REQUIRED WORK.
Output the data once more, exactly as given.

DATA FOR THE TASK.
>>

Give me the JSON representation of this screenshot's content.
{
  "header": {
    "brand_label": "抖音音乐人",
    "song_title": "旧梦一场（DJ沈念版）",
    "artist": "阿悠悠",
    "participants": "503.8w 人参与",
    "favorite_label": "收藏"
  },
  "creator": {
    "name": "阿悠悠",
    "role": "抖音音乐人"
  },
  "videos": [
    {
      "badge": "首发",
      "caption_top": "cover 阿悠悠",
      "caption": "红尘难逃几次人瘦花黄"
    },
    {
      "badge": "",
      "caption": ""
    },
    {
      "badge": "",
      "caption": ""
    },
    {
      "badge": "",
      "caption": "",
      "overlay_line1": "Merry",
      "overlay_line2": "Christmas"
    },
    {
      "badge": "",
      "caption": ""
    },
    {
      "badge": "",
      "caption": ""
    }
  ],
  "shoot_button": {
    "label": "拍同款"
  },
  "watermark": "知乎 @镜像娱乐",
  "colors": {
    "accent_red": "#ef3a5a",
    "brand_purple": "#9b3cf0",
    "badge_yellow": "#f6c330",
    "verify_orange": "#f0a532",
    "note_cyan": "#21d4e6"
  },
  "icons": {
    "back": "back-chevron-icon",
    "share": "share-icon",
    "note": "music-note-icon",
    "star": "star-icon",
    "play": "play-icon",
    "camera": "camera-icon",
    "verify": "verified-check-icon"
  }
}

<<

RESULT.
Give me the JSON representation of this screenshot's content.
{
  "header": {
    "brand_label": "抖音音乐人",
    "song_title": "旧梦一场（DJ沈念版）",
    "artist": "阿悠悠",
    "participants": "503.8w 人参与",
    "favorite_label": "收藏"
  },
  "creator": {
    "name": "阿悠悠",
    "role": "抖音音乐人"
  },
  "videos": [
    {
      "badge": "首发",
      "caption_top": "cover 阿悠悠",
      "caption": "红尘难逃几次人瘦花黄"
    },
    {
      "badge": "",
      "caption": ""
    },
    {
      "badge": "",
      "caption": ""
    },
    {
      "badge": "",
      "caption": "",
      "overlay_line1": "Merry",
      "overlay_line2": "Christmas"
    },
    {
      "badge": "",
      "caption": ""
    },
    {
      "badge": "",
      "caption": ""
    }
  ],
  "shoot_button": {
    "label": "拍同款"
  },
  "watermark": "知乎 @镜像娱乐",
  "colors": {
    "accent_red": "#ef3a5a",
    "brand_purple": "#9b3cf0",
    "badge_yellow": "#f6c330",
    "verify_orange": "#f0a532",
    "note_cyan": "#21d4e6"
  },
  "icons": {
    "back": "back-chevron-icon",
    "share": "share-icon",
    "note": "music-note-icon",
    "star": "star-icon",
    "play": "play-icon",
    "camera": "camera-icon",
    "verify": "verified-check-icon"
  }
}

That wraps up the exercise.